Charles C.W. Cooke explains for National Review Online readers why fans of the American constitutional system should worry about a Congress that turns over much of its duty to the executive branch.

In Common Sense, [Thomas] Paine sets the king and the law as being diametrically opposed. But what if, instead of holding him back, the law is happy to give the king carte blanche? And what if a Congress that we instinctively believe to be jealous of its territory is in fact content to cede it to the executive branch, thereby producing not traditional laws but enabling acts?

It is a small jump from regarding the Constitution as “living” — as swathes of the will-to-power Left unashamedly do — to regarding legislation as “living,” too. This is a jump that many appear to have made. One of the more insidious developments of this presidential era has been the replacement of prescriptive, detailed, and fixed domestic law with bloated and open-ended legislation that is punctuated ad nauseam with instances of “the secretary shall.” As my colleague Andrew Stiles has noticed, the Senate’s desired immigration bill fits this new model of “living law” perfectly. …

… This should come as no great surprise to anyone. Obamacare, which makes the Senate’s immigration bill look like an exercise in legislative restraint, contains over 2,500 references to the secretary’s discretion, 700 cases in which the secretary “shall,” 200 instances in which the secretary “may,” and 139 cases in which the secretary “determines.” Its twin, Dodd-Frank, which effectively allows an unelected Consumer Financial Protection Bureau to police the personal-finance sector, is little different, aggregating the power of the three branches into one, stripping Congress of its traditional capacity to set an agency’s budget and severely limiting the courts’ opportunity to review the CFPB’s legal interpretations. This is law, Jim — but not as we know it.
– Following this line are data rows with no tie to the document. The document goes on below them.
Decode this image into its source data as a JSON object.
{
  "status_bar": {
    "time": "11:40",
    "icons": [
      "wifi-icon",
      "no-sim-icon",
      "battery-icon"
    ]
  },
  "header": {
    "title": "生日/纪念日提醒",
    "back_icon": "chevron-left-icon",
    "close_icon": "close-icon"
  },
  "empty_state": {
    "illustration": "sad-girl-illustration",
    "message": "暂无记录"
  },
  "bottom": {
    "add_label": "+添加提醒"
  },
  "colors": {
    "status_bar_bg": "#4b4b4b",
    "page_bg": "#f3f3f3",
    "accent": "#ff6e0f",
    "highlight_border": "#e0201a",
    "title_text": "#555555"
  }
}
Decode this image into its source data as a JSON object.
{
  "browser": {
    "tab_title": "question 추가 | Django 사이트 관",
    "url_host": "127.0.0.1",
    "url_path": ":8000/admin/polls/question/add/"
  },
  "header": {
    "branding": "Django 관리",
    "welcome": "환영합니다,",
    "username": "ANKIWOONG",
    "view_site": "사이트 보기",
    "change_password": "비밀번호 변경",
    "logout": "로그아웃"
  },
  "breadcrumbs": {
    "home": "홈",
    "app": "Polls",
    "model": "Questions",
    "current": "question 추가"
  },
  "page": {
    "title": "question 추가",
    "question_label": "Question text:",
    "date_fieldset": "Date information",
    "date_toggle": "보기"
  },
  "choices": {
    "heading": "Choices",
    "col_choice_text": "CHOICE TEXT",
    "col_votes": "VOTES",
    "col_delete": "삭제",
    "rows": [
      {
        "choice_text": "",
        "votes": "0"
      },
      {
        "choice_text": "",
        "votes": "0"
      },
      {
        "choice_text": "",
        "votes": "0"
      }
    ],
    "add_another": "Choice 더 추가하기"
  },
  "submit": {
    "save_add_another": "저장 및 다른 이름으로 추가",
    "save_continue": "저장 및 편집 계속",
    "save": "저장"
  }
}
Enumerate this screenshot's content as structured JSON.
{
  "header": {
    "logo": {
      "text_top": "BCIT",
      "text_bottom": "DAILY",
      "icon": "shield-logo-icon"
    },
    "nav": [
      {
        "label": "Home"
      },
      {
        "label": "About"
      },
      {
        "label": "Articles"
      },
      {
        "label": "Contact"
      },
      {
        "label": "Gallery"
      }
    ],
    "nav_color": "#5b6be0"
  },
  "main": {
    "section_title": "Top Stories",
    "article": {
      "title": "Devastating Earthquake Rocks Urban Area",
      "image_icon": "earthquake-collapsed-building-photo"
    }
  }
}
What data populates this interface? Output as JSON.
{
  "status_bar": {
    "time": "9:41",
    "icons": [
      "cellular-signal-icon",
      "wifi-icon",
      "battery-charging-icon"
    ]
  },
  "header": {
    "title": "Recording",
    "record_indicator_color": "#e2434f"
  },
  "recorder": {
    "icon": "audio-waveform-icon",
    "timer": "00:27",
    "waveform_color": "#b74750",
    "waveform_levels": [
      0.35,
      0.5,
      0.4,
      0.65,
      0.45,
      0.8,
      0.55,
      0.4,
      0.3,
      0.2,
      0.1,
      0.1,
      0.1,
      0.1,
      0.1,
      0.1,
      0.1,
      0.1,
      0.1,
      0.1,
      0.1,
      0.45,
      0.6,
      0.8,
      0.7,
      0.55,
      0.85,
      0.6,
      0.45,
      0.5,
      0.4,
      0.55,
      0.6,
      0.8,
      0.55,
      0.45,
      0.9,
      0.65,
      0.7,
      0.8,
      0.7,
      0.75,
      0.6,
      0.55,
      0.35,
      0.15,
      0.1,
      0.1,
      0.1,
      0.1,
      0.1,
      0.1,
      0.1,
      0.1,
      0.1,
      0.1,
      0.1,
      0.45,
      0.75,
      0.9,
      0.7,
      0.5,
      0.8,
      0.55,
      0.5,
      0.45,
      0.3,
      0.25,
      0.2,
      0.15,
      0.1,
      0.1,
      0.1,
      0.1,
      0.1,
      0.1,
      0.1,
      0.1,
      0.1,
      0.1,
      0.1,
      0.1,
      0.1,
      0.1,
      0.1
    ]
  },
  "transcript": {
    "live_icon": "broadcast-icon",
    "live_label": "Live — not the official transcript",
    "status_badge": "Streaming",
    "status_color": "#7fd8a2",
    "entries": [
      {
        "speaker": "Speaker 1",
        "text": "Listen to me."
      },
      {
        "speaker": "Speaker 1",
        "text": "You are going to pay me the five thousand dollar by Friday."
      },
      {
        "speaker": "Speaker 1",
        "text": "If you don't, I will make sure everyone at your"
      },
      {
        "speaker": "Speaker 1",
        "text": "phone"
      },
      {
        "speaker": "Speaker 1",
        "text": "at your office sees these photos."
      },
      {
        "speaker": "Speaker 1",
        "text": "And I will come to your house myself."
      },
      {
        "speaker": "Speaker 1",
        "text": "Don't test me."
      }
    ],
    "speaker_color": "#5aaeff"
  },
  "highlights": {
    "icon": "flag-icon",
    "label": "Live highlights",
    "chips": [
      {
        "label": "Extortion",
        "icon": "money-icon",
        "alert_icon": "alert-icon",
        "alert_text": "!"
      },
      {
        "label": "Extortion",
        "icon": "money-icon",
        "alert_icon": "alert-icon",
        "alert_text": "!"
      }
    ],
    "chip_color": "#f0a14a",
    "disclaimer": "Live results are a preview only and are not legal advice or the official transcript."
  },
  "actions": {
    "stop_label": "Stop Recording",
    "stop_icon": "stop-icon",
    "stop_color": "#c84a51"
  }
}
To ask for a concise explanation of what these new sorts of laws do would be futile, because the only meaningful answer is that they give the president the scope to run certain parts of the economy the way he wants. And what he wants is what Woodrow Wilson wanted in The Study of Administration: a means by which to “open for the public a bureau of skilled, economical administration” that is filled with the “hundreds who are wise” and that thwarts the “selfish, ignorant, timid, stubborn, or foolish.” Government of the expert, by the powerful, and for the unworthy, in other words.